Migration controls could leave the UK economy up to 1.19 per cent poorer by the end of this Parliament, says an influential think tank, as it estimates that growth in the last three months was unchanged at 0.4 per cent.
The growth rate of UK gross domestic product (GDP) for the three months ending in November was 0.4 per cent, steady with the same measure last month, according to the National Institute of Economic and Social Research (Niesr).
Yet future GDP growth prospects could be significantly hit if migration is reduced as the UK leaves the European Union, says Niesr in a separate report.
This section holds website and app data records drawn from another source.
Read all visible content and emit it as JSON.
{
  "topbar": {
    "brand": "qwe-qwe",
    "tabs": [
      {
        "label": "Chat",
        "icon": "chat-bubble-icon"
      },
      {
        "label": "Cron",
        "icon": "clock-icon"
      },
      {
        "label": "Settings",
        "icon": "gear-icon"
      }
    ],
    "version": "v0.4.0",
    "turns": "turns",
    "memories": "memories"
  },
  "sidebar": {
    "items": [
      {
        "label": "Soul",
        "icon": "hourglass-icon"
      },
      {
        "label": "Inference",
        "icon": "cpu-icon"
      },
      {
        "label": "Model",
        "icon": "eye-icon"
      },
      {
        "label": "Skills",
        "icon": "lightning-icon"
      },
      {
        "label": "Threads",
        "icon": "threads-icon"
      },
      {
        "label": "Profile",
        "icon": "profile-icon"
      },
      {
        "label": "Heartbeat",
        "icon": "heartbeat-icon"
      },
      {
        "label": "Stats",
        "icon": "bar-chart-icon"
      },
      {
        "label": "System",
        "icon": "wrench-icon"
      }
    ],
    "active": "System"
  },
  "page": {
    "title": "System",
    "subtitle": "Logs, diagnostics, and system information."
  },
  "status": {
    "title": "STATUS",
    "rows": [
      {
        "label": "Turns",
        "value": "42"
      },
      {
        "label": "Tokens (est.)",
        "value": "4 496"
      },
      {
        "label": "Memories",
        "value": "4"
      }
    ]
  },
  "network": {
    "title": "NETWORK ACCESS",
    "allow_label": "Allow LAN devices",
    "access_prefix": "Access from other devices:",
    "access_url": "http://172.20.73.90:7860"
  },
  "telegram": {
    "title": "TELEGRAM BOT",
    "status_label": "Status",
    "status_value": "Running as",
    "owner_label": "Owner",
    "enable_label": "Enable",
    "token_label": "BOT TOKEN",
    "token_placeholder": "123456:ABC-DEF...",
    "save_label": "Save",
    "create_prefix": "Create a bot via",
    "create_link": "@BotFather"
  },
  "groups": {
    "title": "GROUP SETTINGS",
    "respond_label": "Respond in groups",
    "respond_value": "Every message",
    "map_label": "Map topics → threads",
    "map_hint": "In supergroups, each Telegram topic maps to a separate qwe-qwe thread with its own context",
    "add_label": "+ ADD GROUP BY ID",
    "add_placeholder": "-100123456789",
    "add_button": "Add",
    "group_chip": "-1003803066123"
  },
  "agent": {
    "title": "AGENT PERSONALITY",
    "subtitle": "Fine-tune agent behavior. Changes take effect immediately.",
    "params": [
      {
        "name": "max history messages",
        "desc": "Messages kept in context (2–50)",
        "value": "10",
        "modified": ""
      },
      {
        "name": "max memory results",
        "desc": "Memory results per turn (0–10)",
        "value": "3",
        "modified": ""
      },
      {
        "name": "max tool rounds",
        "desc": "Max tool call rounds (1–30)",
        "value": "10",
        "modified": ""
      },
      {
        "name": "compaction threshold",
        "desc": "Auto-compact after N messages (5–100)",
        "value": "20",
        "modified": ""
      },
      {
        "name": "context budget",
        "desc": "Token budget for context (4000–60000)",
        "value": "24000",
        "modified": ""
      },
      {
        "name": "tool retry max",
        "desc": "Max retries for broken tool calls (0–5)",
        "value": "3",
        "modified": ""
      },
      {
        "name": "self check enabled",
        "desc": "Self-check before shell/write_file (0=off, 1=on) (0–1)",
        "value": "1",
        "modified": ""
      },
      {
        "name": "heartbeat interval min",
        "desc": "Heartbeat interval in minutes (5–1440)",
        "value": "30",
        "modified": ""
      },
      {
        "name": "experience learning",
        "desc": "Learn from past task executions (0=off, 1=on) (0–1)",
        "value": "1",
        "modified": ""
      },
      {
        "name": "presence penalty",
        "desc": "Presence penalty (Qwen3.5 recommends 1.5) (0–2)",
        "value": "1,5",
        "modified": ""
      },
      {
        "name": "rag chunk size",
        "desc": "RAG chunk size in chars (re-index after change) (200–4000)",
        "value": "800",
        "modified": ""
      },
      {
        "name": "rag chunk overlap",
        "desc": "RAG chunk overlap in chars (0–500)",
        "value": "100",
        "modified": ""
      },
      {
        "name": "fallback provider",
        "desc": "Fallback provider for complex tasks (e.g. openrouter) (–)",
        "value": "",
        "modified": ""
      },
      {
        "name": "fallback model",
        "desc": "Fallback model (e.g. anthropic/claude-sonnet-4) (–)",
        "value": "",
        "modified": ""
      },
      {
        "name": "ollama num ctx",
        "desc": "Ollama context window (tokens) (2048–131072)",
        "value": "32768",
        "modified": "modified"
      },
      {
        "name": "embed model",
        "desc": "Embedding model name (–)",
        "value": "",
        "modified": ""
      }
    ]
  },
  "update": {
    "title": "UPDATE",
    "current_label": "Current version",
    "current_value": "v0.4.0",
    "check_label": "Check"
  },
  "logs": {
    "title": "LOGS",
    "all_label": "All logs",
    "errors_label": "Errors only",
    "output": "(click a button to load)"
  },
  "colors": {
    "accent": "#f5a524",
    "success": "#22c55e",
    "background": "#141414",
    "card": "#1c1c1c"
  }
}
GDP per capita could fall by up to 1.6 per cent according to the most extreme scenario, in which there is no preferential free movement for EU citizens – a so-called “hard Brexit”.
Jonathan Portes, a Niesr fellow and author of the report, said: "Our estimates suggest that the negative impacts on per capita GDP will be significant, potentially approaching those resulting from reduced trade".
Niesr predictions on the cumulative effects to 2030 of reduced immigration
|Scenario||Effect on GDP||Effect on GDP per capita||Effect on wages|
|Model 1||Central ("soft Brexit")||2.73%||0.92%||0.51%|
|Model 1||Extreme ("hard Brexit")||4.35%||1.53%||0.82%|
|Model 2||Central ("soft Brexit")||5.19%||3.38%||0.51%|
|Model 2||Extreme ("hard Brexit")||8.18%||5.36%||0.82%|
The warnings on the economic costs of migration controls come as weak production figures show a slowdown in UK manufacturing. However, Niesr’s analysis of GDP growth in the services sector, which makes up almost 80 per cent of UK GDP according to government figures, made up for falling production.
An index of private services compiled by Niesr rose by 0.4 percentage points compared to a fall of 0.3 points for industry.
Rebecca Piggott, research fellow at Niesr, said: “Recent economic growth has been driven almost entirely by the UK’s broad service sector, supported by robust consumer spending.”
However, the outlook is made significantly worse by the depreciation in value of sterling, which will pass through to consumer prices.
“Looking ahead, we do not expect such buoyant consumer spending growth to persist,” said Piggott.
Niesr projections put GDP growth at 2 per cent per annum in 2016 and 1.4 per cent in 2017, with high inflation at 3.8 per cent at the end of 2017.